This week’s Parashah is Behar – Shabbat 21 May 2022
G‑d commands Moses regarding the Sh’mitah (Sabbatical) and Jubilee years. Every seventh year is a Sabbatical year, when it is forbidden to work the land (in the Land of Israel). After seven sets of seven years a Jubilee year is proclaimed by a blast of the shofar (ram’s horn) on that year’s Yom Kippur. During Jubilee years all the laws of the Sabbatical year apply, and, in addition to the Sabbatical laws, all slaves are set free and all lands revert to their original owners.
We are commanded to conduct business ethically. Since, as aforementioned, all land reverts to their original owners during the Jubilee year, the amount of years remaining until the next Jubilee year must be taken into account whenever a real-estate sale is conducted, and the price set accordingly. The end of this section enjoins us not to verbally harass or intentionally mislead our fellows.
This section addresses an obvious concern: “What will we eat in the seventh year if we do not sow our gather our grain?!” G‑d reassures us that He will bless the sixth year’s harvest, and it will produce enough to provide for three years — until the crop of the eighth year is ready to eat! The Torah then gives the rationale for the prohibition against selling land for perpetuity (instead, land can only be “leased” until the Jubilee year) — “Because the Land belongs to Me; you are strangers and residents with Me.”
A person who sells real-estate has the option of “redeeming” the land from the purchaser — provided that two years have passed from the date of purchase. The total price for which the land was sold is divided by the amount of years from the time of purchase until the next Jubilee year (when the land would anyhow return to the owner) in order to determine the price per year, and the original owner refunds the buyer however much money he had paid for the remaining years. A relative of the seller may also redeem the land on behalf of his family member.
All the laws mentioned above apply to fields and homes in un-walled cities. Homes in walled cities, on the other hand, may be redeemed for their full value for up to one year after the sale. If not redeemed within the year, they become the permanent property of the buyer, and they are not released by the Jubilee. Another exception to these rules is the property allotted to the Levites. The homes and fields in the forty-eight Levite cities are always redeemable — from the moment of purchase until the Jubilee year, when in any event they revert to their owners. We are then commanded to assist our brethren by coming to their aid before they become financially ruined and dependent on the help of others. We are also forbidden to charge interest on a loan to a fellow Jew.
We are commanded to treat Jewish slaves respectfully, never subjecting them to demeaning labour.
The Torah prescribes the redemption process for a Jew sold into slavery to a non-Jewish master. The same formula described above (Fourth Aliyah) is employed.

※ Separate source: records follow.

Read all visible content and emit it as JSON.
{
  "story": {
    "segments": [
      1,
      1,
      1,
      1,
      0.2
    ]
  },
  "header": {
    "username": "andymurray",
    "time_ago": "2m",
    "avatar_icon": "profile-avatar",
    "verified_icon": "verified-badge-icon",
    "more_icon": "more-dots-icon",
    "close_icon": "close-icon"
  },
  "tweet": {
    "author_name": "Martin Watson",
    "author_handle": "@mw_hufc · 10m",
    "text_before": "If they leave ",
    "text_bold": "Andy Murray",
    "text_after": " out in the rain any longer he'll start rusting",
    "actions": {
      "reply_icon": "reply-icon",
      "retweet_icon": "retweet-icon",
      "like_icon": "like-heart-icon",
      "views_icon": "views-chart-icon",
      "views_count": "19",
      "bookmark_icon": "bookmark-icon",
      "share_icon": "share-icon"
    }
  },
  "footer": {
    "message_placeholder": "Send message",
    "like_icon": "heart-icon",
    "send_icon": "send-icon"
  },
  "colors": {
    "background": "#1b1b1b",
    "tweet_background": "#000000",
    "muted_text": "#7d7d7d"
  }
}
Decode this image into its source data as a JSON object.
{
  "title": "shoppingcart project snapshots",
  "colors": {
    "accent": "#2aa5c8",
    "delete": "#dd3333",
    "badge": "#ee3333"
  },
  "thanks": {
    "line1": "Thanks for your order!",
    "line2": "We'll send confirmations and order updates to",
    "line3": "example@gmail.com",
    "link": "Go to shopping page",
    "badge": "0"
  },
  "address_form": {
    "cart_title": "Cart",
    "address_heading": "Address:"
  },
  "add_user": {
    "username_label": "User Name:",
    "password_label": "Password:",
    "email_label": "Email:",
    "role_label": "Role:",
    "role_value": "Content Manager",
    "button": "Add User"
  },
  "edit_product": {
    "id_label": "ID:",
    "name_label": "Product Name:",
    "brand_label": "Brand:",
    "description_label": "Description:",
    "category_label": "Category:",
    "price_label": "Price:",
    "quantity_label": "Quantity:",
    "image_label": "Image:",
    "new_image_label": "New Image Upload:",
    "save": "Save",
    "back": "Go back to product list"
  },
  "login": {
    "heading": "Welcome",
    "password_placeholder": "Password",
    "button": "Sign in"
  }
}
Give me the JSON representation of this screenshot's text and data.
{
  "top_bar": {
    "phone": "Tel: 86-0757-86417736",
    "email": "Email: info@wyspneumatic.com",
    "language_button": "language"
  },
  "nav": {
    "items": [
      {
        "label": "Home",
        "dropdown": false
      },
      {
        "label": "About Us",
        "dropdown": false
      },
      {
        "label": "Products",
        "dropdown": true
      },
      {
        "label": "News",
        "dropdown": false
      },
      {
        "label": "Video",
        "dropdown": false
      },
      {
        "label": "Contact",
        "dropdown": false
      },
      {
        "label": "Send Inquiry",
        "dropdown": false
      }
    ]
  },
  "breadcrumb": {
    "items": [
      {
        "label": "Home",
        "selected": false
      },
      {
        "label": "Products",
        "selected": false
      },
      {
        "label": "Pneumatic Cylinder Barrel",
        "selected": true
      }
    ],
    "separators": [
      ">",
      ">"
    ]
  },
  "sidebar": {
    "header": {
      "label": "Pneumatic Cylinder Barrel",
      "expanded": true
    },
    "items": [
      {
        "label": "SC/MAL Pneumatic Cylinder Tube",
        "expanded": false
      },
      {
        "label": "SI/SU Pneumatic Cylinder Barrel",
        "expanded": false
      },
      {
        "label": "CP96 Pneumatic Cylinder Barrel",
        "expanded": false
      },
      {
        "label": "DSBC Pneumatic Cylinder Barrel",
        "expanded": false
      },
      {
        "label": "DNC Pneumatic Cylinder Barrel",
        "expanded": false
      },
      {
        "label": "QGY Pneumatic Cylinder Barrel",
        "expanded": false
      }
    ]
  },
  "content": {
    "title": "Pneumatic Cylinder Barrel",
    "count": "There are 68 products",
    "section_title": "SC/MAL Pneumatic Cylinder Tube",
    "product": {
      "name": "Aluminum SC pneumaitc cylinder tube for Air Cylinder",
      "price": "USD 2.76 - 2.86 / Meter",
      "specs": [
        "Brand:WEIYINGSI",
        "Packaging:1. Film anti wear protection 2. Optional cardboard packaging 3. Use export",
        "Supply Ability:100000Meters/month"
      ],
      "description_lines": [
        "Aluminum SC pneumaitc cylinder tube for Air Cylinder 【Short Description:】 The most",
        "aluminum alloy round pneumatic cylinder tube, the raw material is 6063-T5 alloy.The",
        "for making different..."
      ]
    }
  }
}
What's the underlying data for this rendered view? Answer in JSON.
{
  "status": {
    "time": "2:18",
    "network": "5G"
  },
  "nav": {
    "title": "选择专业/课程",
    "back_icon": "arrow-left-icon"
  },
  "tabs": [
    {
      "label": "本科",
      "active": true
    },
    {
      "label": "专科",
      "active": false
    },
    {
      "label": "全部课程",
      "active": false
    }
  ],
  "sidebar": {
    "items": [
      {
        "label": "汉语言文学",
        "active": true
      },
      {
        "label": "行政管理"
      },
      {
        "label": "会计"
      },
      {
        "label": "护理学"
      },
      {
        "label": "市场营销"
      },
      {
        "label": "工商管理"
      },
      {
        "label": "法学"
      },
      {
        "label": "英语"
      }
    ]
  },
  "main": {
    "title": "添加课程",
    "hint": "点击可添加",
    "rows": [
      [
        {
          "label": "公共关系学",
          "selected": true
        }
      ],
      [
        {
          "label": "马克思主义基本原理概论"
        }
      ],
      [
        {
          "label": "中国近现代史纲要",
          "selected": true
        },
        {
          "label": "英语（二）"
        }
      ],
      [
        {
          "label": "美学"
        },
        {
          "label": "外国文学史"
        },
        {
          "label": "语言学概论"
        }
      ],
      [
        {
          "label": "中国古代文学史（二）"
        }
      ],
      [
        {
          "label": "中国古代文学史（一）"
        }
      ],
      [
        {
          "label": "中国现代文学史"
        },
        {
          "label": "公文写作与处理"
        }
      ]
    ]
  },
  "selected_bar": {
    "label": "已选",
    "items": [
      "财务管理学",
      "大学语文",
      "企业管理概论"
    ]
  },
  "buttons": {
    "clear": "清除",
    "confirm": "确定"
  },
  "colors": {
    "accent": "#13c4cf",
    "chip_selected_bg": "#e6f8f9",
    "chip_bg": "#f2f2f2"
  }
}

Either the slave himself or one of his relatives refunds the master the amount of money that corresponds to the years remaining until the Jubilee — when the slave will go free even if he had not been “redeemed.” The section concludes with a brief mention of the prohibition against idolatry, and the requirement that we observe the Shabbat and revere the Holy Sanctuary.